**Stored entries**
________________________
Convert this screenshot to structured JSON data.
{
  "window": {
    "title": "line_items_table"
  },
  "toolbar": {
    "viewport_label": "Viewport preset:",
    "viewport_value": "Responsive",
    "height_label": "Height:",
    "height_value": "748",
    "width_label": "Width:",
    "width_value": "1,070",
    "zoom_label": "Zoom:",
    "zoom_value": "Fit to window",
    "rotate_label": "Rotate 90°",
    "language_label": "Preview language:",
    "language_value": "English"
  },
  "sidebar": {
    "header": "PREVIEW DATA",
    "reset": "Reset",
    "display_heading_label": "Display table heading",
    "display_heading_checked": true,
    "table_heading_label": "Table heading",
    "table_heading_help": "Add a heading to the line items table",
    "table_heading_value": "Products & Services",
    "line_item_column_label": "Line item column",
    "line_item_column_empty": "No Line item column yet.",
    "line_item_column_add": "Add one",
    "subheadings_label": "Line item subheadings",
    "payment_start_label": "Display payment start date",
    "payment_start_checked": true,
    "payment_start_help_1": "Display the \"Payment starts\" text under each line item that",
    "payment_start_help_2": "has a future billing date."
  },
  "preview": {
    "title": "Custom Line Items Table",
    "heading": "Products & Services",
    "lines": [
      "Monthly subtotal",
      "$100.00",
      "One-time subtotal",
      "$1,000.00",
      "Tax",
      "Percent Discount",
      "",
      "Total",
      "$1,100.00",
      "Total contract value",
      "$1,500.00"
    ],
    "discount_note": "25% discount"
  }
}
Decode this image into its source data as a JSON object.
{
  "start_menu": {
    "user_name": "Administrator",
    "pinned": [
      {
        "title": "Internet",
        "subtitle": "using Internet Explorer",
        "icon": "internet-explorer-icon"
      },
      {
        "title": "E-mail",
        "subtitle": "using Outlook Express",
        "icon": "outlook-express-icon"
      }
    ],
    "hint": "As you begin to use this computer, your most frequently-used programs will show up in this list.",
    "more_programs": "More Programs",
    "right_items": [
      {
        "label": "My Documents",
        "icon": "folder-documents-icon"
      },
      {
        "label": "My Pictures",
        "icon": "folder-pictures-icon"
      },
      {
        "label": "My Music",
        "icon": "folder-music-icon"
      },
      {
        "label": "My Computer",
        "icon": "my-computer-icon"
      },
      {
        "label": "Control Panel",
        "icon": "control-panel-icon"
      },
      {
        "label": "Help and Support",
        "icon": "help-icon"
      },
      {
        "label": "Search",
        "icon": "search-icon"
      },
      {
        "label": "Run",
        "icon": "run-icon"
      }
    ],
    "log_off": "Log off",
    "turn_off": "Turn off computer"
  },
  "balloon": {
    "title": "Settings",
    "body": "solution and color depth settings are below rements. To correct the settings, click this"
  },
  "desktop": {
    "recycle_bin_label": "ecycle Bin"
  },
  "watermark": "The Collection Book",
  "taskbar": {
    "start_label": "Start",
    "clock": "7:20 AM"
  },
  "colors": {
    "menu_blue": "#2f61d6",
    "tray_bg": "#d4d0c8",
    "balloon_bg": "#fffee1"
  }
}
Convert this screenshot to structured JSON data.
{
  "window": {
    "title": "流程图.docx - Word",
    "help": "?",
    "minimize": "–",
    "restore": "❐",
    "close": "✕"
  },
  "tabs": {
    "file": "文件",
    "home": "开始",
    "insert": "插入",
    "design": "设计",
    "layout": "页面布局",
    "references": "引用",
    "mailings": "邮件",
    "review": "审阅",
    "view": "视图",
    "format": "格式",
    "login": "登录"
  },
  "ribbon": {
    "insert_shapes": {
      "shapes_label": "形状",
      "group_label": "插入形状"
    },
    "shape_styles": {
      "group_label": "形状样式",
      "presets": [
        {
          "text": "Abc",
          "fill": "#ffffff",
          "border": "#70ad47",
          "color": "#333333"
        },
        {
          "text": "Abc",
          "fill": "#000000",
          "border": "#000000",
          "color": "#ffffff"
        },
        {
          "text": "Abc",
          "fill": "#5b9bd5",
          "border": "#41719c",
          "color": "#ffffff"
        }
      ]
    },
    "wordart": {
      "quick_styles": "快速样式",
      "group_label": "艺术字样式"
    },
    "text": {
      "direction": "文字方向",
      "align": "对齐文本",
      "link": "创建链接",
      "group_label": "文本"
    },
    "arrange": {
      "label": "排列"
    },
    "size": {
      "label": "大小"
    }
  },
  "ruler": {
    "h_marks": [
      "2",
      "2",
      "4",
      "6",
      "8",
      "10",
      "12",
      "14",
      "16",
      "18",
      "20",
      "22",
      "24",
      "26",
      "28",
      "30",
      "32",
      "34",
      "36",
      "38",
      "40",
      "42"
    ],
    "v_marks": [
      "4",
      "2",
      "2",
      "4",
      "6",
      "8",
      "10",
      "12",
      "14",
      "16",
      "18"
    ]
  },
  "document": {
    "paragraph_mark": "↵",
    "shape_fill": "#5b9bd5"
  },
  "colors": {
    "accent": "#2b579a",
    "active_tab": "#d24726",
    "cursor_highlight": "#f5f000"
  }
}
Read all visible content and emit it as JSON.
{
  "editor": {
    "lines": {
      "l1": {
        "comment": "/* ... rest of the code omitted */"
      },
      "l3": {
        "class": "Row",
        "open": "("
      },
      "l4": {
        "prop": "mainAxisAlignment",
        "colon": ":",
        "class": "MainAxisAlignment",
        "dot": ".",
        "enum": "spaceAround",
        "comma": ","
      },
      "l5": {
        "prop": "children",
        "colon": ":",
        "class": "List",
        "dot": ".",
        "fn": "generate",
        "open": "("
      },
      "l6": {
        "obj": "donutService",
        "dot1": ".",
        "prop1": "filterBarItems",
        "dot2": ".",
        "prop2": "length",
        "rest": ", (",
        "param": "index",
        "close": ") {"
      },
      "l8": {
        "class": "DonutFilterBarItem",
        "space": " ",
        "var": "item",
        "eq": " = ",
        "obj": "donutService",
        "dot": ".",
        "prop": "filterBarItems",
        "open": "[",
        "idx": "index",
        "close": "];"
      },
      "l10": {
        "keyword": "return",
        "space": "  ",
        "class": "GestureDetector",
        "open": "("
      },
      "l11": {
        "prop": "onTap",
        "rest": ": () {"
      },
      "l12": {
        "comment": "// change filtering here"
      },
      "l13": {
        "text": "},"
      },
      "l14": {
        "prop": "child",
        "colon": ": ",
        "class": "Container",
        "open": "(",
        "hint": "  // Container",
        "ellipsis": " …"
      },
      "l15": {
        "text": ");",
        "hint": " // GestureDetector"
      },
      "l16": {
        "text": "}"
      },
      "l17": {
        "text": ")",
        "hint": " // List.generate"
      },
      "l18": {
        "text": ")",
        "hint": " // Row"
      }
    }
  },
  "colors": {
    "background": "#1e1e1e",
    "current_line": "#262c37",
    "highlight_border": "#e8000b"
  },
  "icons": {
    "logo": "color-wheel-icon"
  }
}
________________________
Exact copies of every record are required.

**Expected output**
Convert this screenshot to structured JSON data.
{
  "window": {
    "title": "line_items_table"
  },
  "toolbar": {
    "viewport_label": "Viewport preset:",
    "viewport_value": "Responsive",
    "height_label": "Height:",
    "height_value": "748",
    "width_label": "Width:",
    "width_value": "1,070",
    "zoom_label": "Zoom:",
    "zoom_value": "Fit to window",
    "rotate_label": "Rotate 90°",
    "language_label": "Preview language:",
    "language_value": "English"
  },
  "sidebar": {
    "header": "PREVIEW DATA",
    "reset": "Reset",
    "display_heading_label": "Display table heading",
    "display_heading_checked": true,
    "table_heading_label": "Table heading",
    "table_heading_help": "Add a heading to the line items table",
    "table_heading_value": "Products & Services",
    "line_item_column_label": "Line item column",
    "line_item_column_empty": "No Line item column yet.",
    "line_item_column_add": "Add one",
    "subheadings_label": "Line item subheadings",
    "payment_start_label": "Display payment start date",
    "payment_start_checked": true,
    "payment_start_help_1": "Display the \"Payment starts\" text under each line item that",
    "payment_start_help_2": "has a future billing date."
  },
  "preview": {
    "title": "Custom Line Items Table",
    "heading": "Products & Services",
    "lines": [
      "Monthly subtotal",
      "$100.00",
      "One-time subtotal",
      "$1,000.00",
      "Tax",
      "Percent Discount",
      "",
      "Total",
      "$1,100.00",
      "Total contract value",
      "$1,500.00"
    ],
    "discount_note": "25% discount"
  }
}
Decode this image into its source data as a JSON object.
{
  "start_menu": {
    "user_name": "Administrator",
    "pinned": [
      {
        "title": "Internet",
        "subtitle": "using Internet Explorer",
        "icon": "internet-explorer-icon"
      },
      {
        "title": "E-mail",
        "subtitle": "using Outlook Express",
        "icon": "outlook-express-icon"
      }
    ],
    "hint": "As you begin to use this computer, your most frequently-used programs will show up in this list.",
    "more_programs": "More Programs",
    "right_items": [
      {
        "label": "My Documents",
        "icon": "folder-documents-icon"
      },
      {
        "label": "My Pictures",
        "icon": "folder-pictures-icon"
      },
      {
        "label": "My Music",
        "icon": "folder-music-icon"
      },
      {
        "label": "My Computer",
        "icon": "my-computer-icon"
      },
      {
        "label": "Control Panel",
        "icon": "control-panel-icon"
      },
      {
        "label": "Help and Support",
        "icon": "help-icon"
      },
      {
        "label": "Search",
        "icon": "search-icon"
      },
      {
        "label": "Run",
        "icon": "run-icon"
      }
    ],
    "log_off": "Log off",
    "turn_off": "Turn off computer"
  },
  "balloon": {
    "title": "Settings",
    "body": "solution and color depth settings are below rements. To correct the settings, click this"
  },
  "desktop": {
    "recycle_bin_label": "ecycle Bin"
  },
  "watermark": "The Collection Book",
  "taskbar": {
    "start_label": "Start",
    "clock": "7:20 AM"
  },
  "colors": {
    "menu_blue": "#2f61d6",
    "tray_bg": "#d4d0c8",
    "balloon_bg": "#fffee1"
  }
}
Convert this screenshot to structured JSON data.
{
  "window": {
    "title": "流程图.docx - Word",
    "help": "?",
    "minimize": "–",
    "restore": "❐",
    "close": "✕"
  },
  "tabs": {
    "file": "文件",
    "home": "开始",
    "insert": "插入",
    "design": "设计",
    "layout": "页面布局",
    "references": "引用",
    "mailings": "邮件",
    "review": "审阅",
    "view": "视图",
    "format": "格式",
    "login": "登录"
  },
  "ribbon": {
    "insert_shapes": {
      "shapes_label": "形状",
      "group_label": "插入形状"
    },
    "shape_styles": {
      "group_label": "形状样式",
      "presets": [
        {
          "text": "Abc",
          "fill": "#ffffff",
          "border": "#70ad47",
          "color": "#333333"
        },
        {
          "text": "Abc",
          "fill": "#000000",
          "border": "#000000",
          "color": "#ffffff"
        },
        {
          "text": "Abc",
          "fill": "#5b9bd5",
          "border": "#41719c",
          "color": "#ffffff"
        }
      ]
    },
    "wordart": {
      "quick_styles": "快速样式",
      "group_label": "艺术字样式"
    },
    "text": {
      "direction": "文字方向",
      "align": "对齐文本",
      "link": "创建链接",
      "group_label": "文本"
    },
    "arrange": {
      "label": "排列"
    },
    "size": {
      "label": "大小"
    }
  },
  "ruler": {
    "h_marks": [
      "2",
      "2",
      "4",
      "6",
      "8",
      "10",
      "12",
      "14",
      "16",
      "18",
      "20",
      "22",
      "24",
      "26",
      "28",
      "30",
      "32",
      "34",
      "36",
      "38",
      "40",
      "42"
    ],
    "v_marks": [
      "4",
      "2",
      "2",
      "4",
      "6",
      "8",
      "10",
      "12",
      "14",
      "16",
      "18"
    ]
  },
  "document": {
    "paragraph_mark": "↵",
    "shape_fill": "#5b9bd5"
  },
  "colors": {
    "accent": "#2b579a",
    "active_tab": "#d24726",
    "cursor_highlight": "#f5f000"
  }
}
Read all visible content and emit it as JSON.
{
  "editor": {
    "lines": {
      "l1": {
        "comment": "/* ... rest of the code omitted */"
      },
      "l3": {
        "class": "Row",
        "open": "("
      },
      "l4": {
        "prop": "mainAxisAlignment",
        "colon": ":",
        "class": "MainAxisAlignment",
        "dot": ".",
        "enum": "spaceAround",
        "comma": ","
      },
      "l5": {
        "prop": "children",
        "colon": ":",
        "class": "List",
        "dot": ".",
        "fn": "generate",
        "open": "("
      },
      "l6": {
        "obj": "donutService",
        "dot1": ".",
        "prop1": "filterBarItems",
        "dot2": ".",
        "prop2": "length",
        "rest": ", (",
        "param": "index",
        "close": ") {"
      },
      "l8": {
        "class": "DonutFilterBarItem",
        "space": " ",
        "var": "item",
        "eq": " = ",
        "obj": "donutService",
        "dot": ".",
        "prop": "filterBarItems",
        "open": "[",
        "idx": "index",
        "close": "];"
      },
      "l10": {
        "keyword": "return",
        "space": "  ",
        "class": "GestureDetector",
        "open": "("
      },
      "l11": {
        "prop": "onTap",
        "rest": ": () {"
      },
      "l12": {
        "comment": "// change filtering here"
      },
      "l13": {
        "text": "},"
      },
      "l14": {
        "prop": "child",
        "colon": ": ",
        "class": "Container",
        "open": "(",
        "hint": "  // Container",
        "ellipsis": " …"
      },
      "l15": {
        "text": ");",
        "hint": " // GestureDetector"
      },
      "l16": {
        "text": "}"
      },
      "l17": {
        "text": ")",
        "hint": " // List.generate"
      },
      "l18": {
        "text": ")",
        "hint": " // Row"
      }
    }
  },
  "colors": {
    "background": "#1e1e1e",
    "current_line": "#262c37",
    "highlight_border": "#e8000b"
  },
  "icons": {
    "logo": "color-wheel-icon"
  }
}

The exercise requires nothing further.